**What needs to be done:** If a line below contains the word "ShadingModelID", count it; give only the total.

**Provided records:**

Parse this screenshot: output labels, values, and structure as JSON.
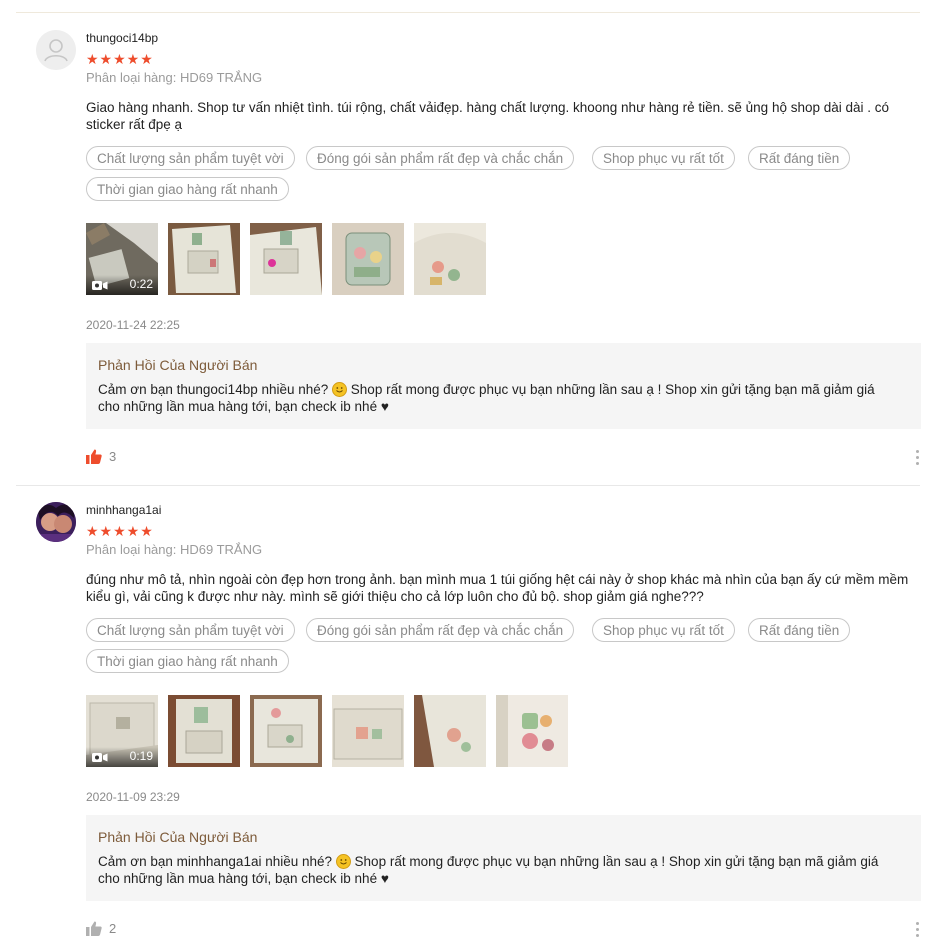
{
  "reviews": [
    {
      "username": "thungoci14bp",
      "stars": "★★★★★",
      "rating": 5,
      "variant": "Phân loại hàng: HD69 TRẮNG",
      "comment": "Giao hàng nhanh. Shop tư vấn nhiệt tình. túi rộng, chất vảiđẹp.  hàng chất lượng. khoong như hàng rẻ tiền. sẽ ủng hộ shop dài dài . có sticker rất đpẹ ạ",
      "tags": [
        "Chất lượng sản phẩm tuyệt vời",
        "Đóng gói sản phẩm rất đẹp và chắc chắn",
        "Shop phục vụ rất tốt",
        "Rất đáng tiền",
        "Thời gian giao hàng rất nhanh"
      ],
      "video_duration": "0:22",
      "date": "2020-11-24 22:25",
      "reply_title": "Phản Hồi Của Người Bán",
      "reply_pre": "Cảm ơn bạn thungoci14bp nhiều nhé?",
      "reply_post": " Shop rất mong được phục vụ bạn những lần sau ạ ! Shop xin gửi tặng bạn mã giảm giá cho những lần mua hàng tới, bạn check ib nhé ♥",
      "likes": "3",
      "liked": true
    },
    {
      "username": "minhhanga1ai",
      "stars": "★★★★★",
      "rating": 5,
      "variant": "Phân loại hàng: HD69 TRẮNG",
      "comment": "đúng như mô tả, nhìn ngoài còn đẹp hơn trong ảnh.  bạn mình mua 1 túi giống hệt cái này ở shop khác mà nhìn của bạn ấy cứ mềm mềm kiểu gì, vải cũng k được như này. mình sẽ giới thiệu cho cả lớp luôn cho đủ bộ. shop giảm giá nghe???",
      "tags": [
        "Chất lượng sản phẩm tuyệt vời",
        "Đóng gói sản phẩm rất đẹp và chắc chắn",
        "Shop phục vụ rất tốt",
        "Rất đáng tiền",
        "Thời gian giao hàng rất nhanh"
      ],
      "video_duration": "0:19",
      "date": "2020-11-09 23:29",
      "reply_title": "Phản Hồi Của Người Bán",
      "reply_pre": "Cảm ơn bạn minhhanga1ai nhiều nhé?",
      "reply_post": " Shop rất mong được phục vụ bạn những lần sau ạ ! Shop xin gửi tặng bạn mã giảm giá cho những lần mua hàng tới, bạn check ib nhé ♥",
      "likes": "2",
      "liked": false
    }
  ],
  "colors": {
    "star": "#ee4d2d",
    "like_active": "#ee4d2d",
    "like_inactive": "#b0b0b0",
    "reply_title": "#7d5b3a"
  },
  "icons": [
    "default-avatar-icon",
    "star-icon",
    "video-camera-icon",
    "thumbs-up-icon",
    "more-options-icon",
    "smiley-emoji-icon"
  ]
}
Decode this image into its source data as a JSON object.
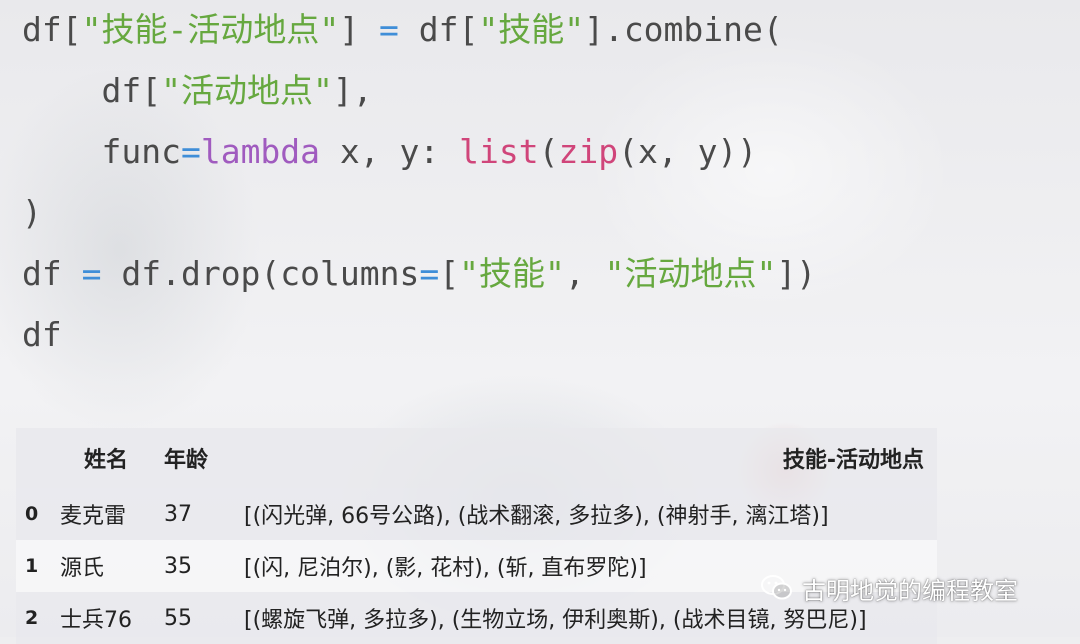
{
  "code": {
    "lines": [
      [
        {
          "t": "df[",
          "c": "plain"
        },
        {
          "t": "\"技能-活动地点\"",
          "c": "str"
        },
        {
          "t": "] ",
          "c": "plain"
        },
        {
          "t": "=",
          "c": "op"
        },
        {
          "t": " df[",
          "c": "plain"
        },
        {
          "t": "\"技能\"",
          "c": "str"
        },
        {
          "t": "].combine(",
          "c": "plain"
        }
      ],
      [
        {
          "t": "    df[",
          "c": "plain"
        },
        {
          "t": "\"活动地点\"",
          "c": "str"
        },
        {
          "t": "],",
          "c": "plain"
        }
      ],
      [
        {
          "t": "    func",
          "c": "plain"
        },
        {
          "t": "=",
          "c": "op"
        },
        {
          "t": "lambda",
          "c": "kw"
        },
        {
          "t": " x, y: ",
          "c": "plain"
        },
        {
          "t": "list",
          "c": "fn"
        },
        {
          "t": "(",
          "c": "plain"
        },
        {
          "t": "zip",
          "c": "fn"
        },
        {
          "t": "(x, y))",
          "c": "plain"
        }
      ],
      [
        {
          "t": ")",
          "c": "plain"
        }
      ],
      [
        {
          "t": "df ",
          "c": "plain"
        },
        {
          "t": "=",
          "c": "op"
        },
        {
          "t": " df.drop(columns",
          "c": "plain"
        },
        {
          "t": "=",
          "c": "op"
        },
        {
          "t": "[",
          "c": "plain"
        },
        {
          "t": "\"技能\"",
          "c": "str"
        },
        {
          "t": ", ",
          "c": "plain"
        },
        {
          "t": "\"活动地点\"",
          "c": "str"
        },
        {
          "t": "])",
          "c": "plain"
        }
      ],
      [
        {
          "t": "df",
          "c": "plain"
        }
      ]
    ]
  },
  "table": {
    "columns": {
      "name": "姓名",
      "age": "年龄",
      "skill": "技能-活动地点"
    },
    "rows": [
      {
        "index": "0",
        "name": "麦克雷",
        "age": "37",
        "skill": "[(闪光弹, 66号公路), (战术翻滚, 多拉多), (神射手, 漓江塔)]"
      },
      {
        "index": "1",
        "name": "源氏",
        "age": "35",
        "skill": "[(闪, 尼泊尔), (影, 花村), (斩, 直布罗陀)]"
      },
      {
        "index": "2",
        "name": "士兵76",
        "age": "55",
        "skill": "[(螺旋飞弹, 多拉多), (生物立场, 伊利奥斯), (战术目镜, 努巴尼)]"
      }
    ]
  },
  "watermark": {
    "text": "古明地觉的编程教室",
    "icon": "wechat-icon"
  }
}
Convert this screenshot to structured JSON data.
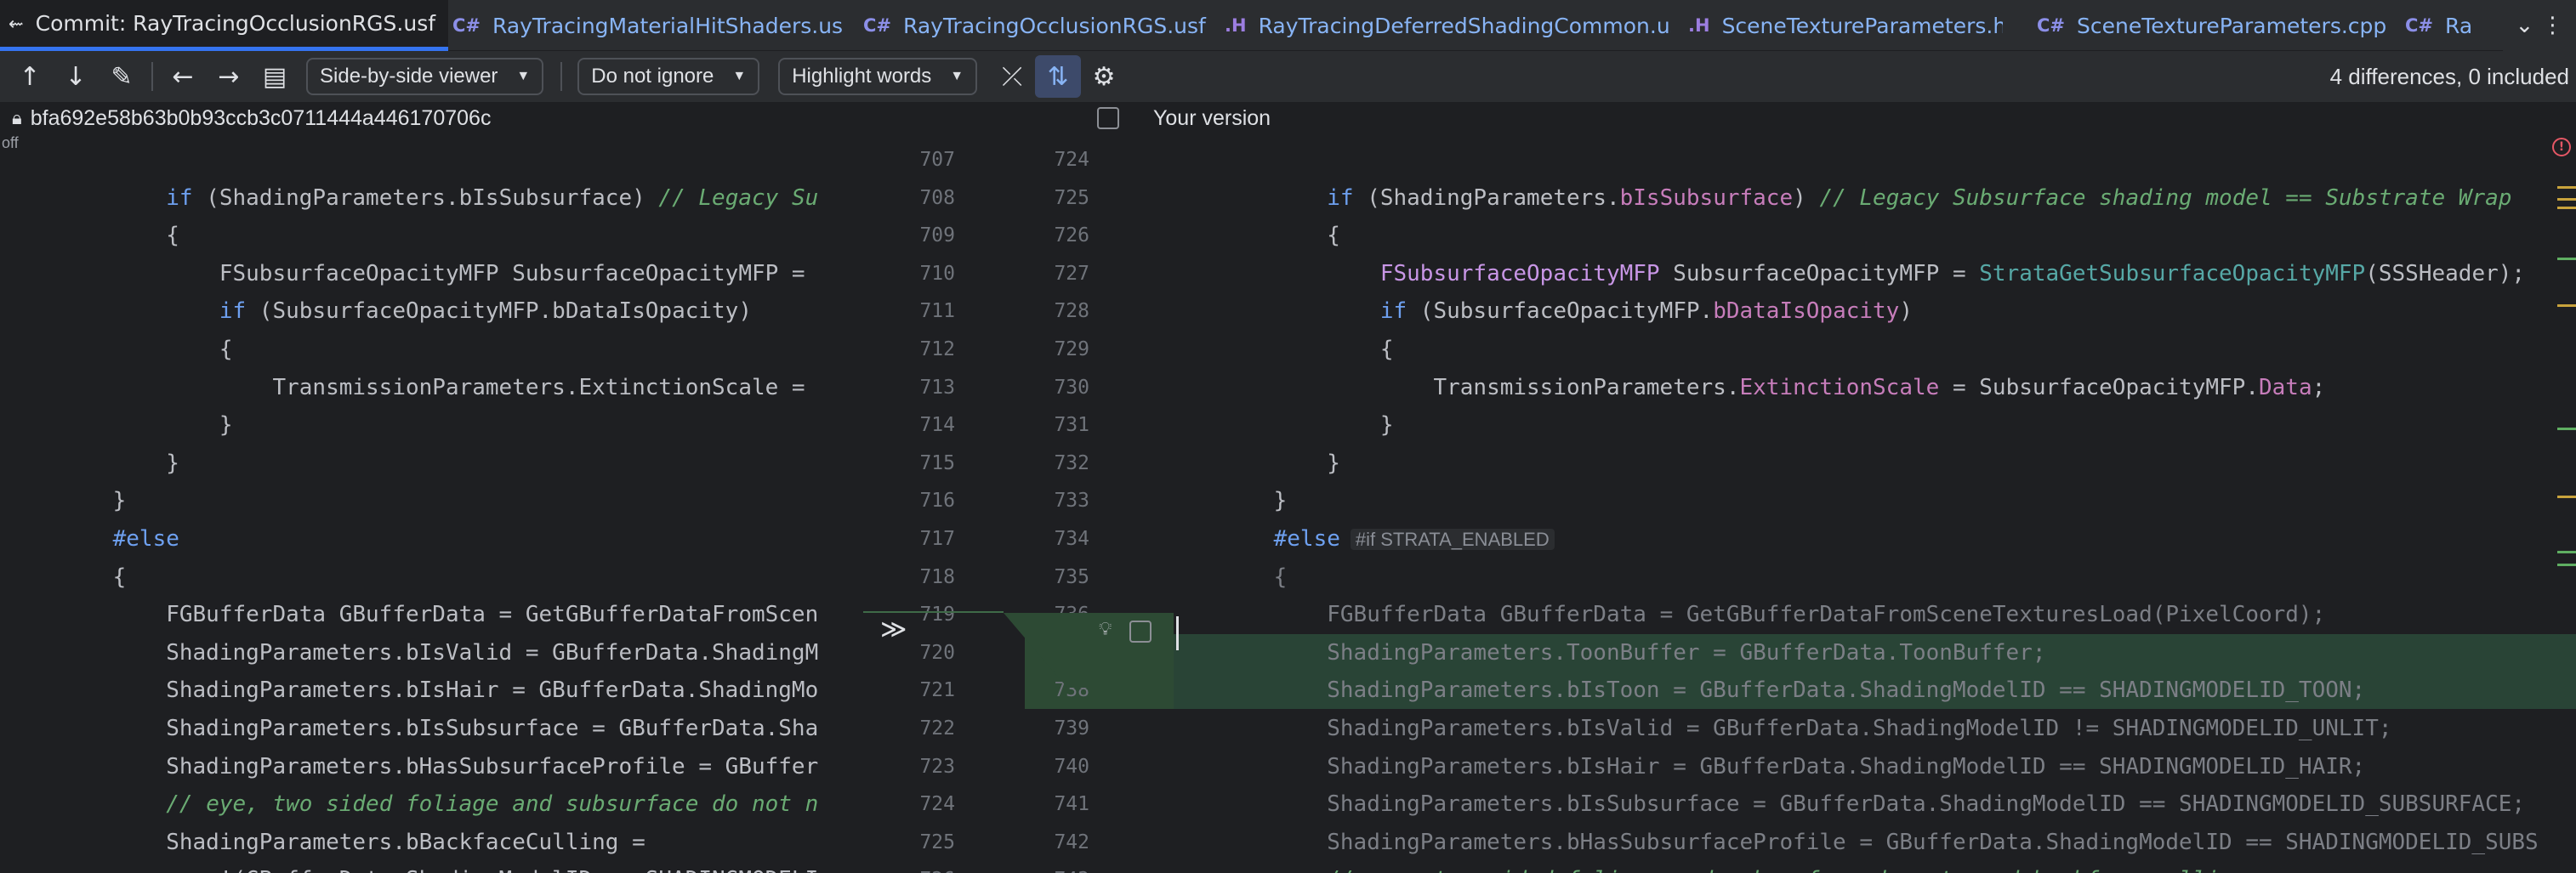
{
  "tabs": [
    {
      "label": "Commit: RayTracingOcclusionRGS.usf",
      "icon": "commit-icon",
      "lang": "",
      "active": true
    },
    {
      "label": "RayTracingMaterialHitShaders.usf",
      "icon": "cpp-file-icon",
      "lang": "C#",
      "active": false
    },
    {
      "label": "RayTracingOcclusionRGS.usf",
      "icon": "cpp-file-icon",
      "lang": "C#",
      "active": false
    },
    {
      "label": "RayTracingDeferredShadingCommon.ush",
      "icon": "header-file-icon",
      "lang": ".H",
      "active": false
    },
    {
      "label": "SceneTextureParameters.h",
      "icon": "header-file-icon",
      "lang": ".H",
      "active": false
    },
    {
      "label": "SceneTextureParameters.cpp",
      "icon": "cpp-file-icon",
      "lang": "C#",
      "active": false
    },
    {
      "label": "Ra",
      "icon": "cpp-file-icon",
      "lang": "C#",
      "active": false
    }
  ],
  "toolbar": {
    "viewer": "Side-by-side viewer",
    "ignore": "Do not ignore",
    "highlight": "Highlight words",
    "differences": "4 differences, 0 included"
  },
  "header": {
    "left_hash": "bfa692e58b63b0b93ccb3c0711444a446170706c",
    "right_label": "Your version",
    "left_off": "off"
  },
  "left_lines": [
    {
      "n": "707",
      "html": ""
    },
    {
      "n": "708",
      "html": "        <span class='kw'>if</span> (ShadingParameters.bIsSubsurface) <span class='cm'>// Legacy Su</span>"
    },
    {
      "n": "709",
      "html": "        {"
    },
    {
      "n": "710",
      "html": "            FSubsurfaceOpacityMFP SubsurfaceOpacityMFP ="
    },
    {
      "n": "711",
      "html": "            <span class='kw'>if</span> (SubsurfaceOpacityMFP.bDataIsOpacity)"
    },
    {
      "n": "712",
      "html": "            {"
    },
    {
      "n": "713",
      "html": "                TransmissionParameters.ExtinctionScale ="
    },
    {
      "n": "714",
      "html": "            }"
    },
    {
      "n": "715",
      "html": "        }"
    },
    {
      "n": "716",
      "html": "    }"
    },
    {
      "n": "717",
      "html": "    <span class='pp'>#else</span>"
    },
    {
      "n": "718",
      "html": "    {"
    },
    {
      "n": "719",
      "html": "        FGBufferData GBufferData = GetGBufferDataFromScen"
    },
    {
      "n": "720",
      "html": "        ShadingParameters.bIsValid = GBufferData.ShadingM"
    },
    {
      "n": "721",
      "html": "        ShadingParameters.bIsHair = GBufferData.ShadingMo"
    },
    {
      "n": "722",
      "html": "        ShadingParameters.bIsSubsurface = GBufferData.Sha"
    },
    {
      "n": "723",
      "html": "        ShadingParameters.bHasSubsurfaceProfile = GBuffer"
    },
    {
      "n": "724",
      "html": "        <span class='cm'>// eye, two sided foliage and subsurface do not n</span>"
    },
    {
      "n": "725",
      "html": "        ShadingParameters.bBackfaceCulling ="
    },
    {
      "n": "726",
      "html": "            !(GBufferData.ShadingModelID == SHADINGMODELI"
    }
  ],
  "right_lines": [
    {
      "n": "724",
      "html": ""
    },
    {
      "n": "725",
      "html": "        <span class='kw'>if</span> (ShadingParameters.<span class='mb'>bIsSubsurface</span>) <span class='cm'>// Legacy Subsurface shading model == Substrate Wrap</span>"
    },
    {
      "n": "726",
      "html": "        {"
    },
    {
      "n": "727",
      "html": "            <span class='ty'>FSubsurfaceOpacityMFP</span> SubsurfaceOpacityMFP = <span class='fn'>StrataGetSubsurfaceOpacityMFP</span>(SSSHeader);"
    },
    {
      "n": "728",
      "html": "            <span class='kw'>if</span> (SubsurfaceOpacityMFP.<span class='mb'>bDataIsOpacity</span>)"
    },
    {
      "n": "729",
      "html": "            {"
    },
    {
      "n": "730",
      "html": "                TransmissionParameters.<span class='mb'>ExtinctionScale</span> = SubsurfaceOpacityMFP.<span class='mb'>Data</span>;"
    },
    {
      "n": "731",
      "html": "            }"
    },
    {
      "n": "732",
      "html": "        }"
    },
    {
      "n": "733",
      "html": "    }"
    },
    {
      "n": "734",
      "html": "    <span class='pp'>#else</span><span class='inlay'>#if STRATA_ENABLED</span>"
    },
    {
      "n": "735",
      "html": "    <span class='dim'>{</span>"
    },
    {
      "n": "736",
      "html": "        <span class='dim'>FGBufferData GBufferData = GetGBufferDataFromSceneTexturesLoad(PixelCoord);</span>"
    },
    {
      "n": "737",
      "html": "        <span class='dim'>ShadingParameters.ToonBuffer = GBufferData.ToonBuffer;</span>"
    },
    {
      "n": "738",
      "html": "        <span class='dim'>ShadingParameters.bIsToon = GBufferData.ShadingModelID == SHADINGMODELID_TOON;</span>"
    },
    {
      "n": "739",
      "html": "        <span class='dim'>ShadingParameters.bIsValid = GBufferData.ShadingModelID != SHADINGMODELID_UNLIT;</span>"
    },
    {
      "n": "740",
      "html": "        <span class='dim'>ShadingParameters.bIsHair = GBufferData.ShadingModelID == SHADINGMODELID_HAIR;</span>"
    },
    {
      "n": "741",
      "html": "        <span class='dim'>ShadingParameters.bIsSubsurface = GBufferData.ShadingModelID == SHADINGMODELID_SUBSURFACE;</span>"
    },
    {
      "n": "742",
      "html": "        <span class='dim'>ShadingParameters.bHasSubsurfaceProfile = GBufferData.ShadingModelID == SHADINGMODELID_SUBS</span>"
    },
    {
      "n": "743",
      "html": "        <span class='cm'>// eye, two sided foliage and subsurface do not need backface culling.</span>"
    }
  ],
  "changed_right_lines": [
    13,
    14
  ],
  "colors": {
    "accent": "#3574f0",
    "added_bg": "#294436",
    "error": "#e55765"
  }
}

**Answer box:** 6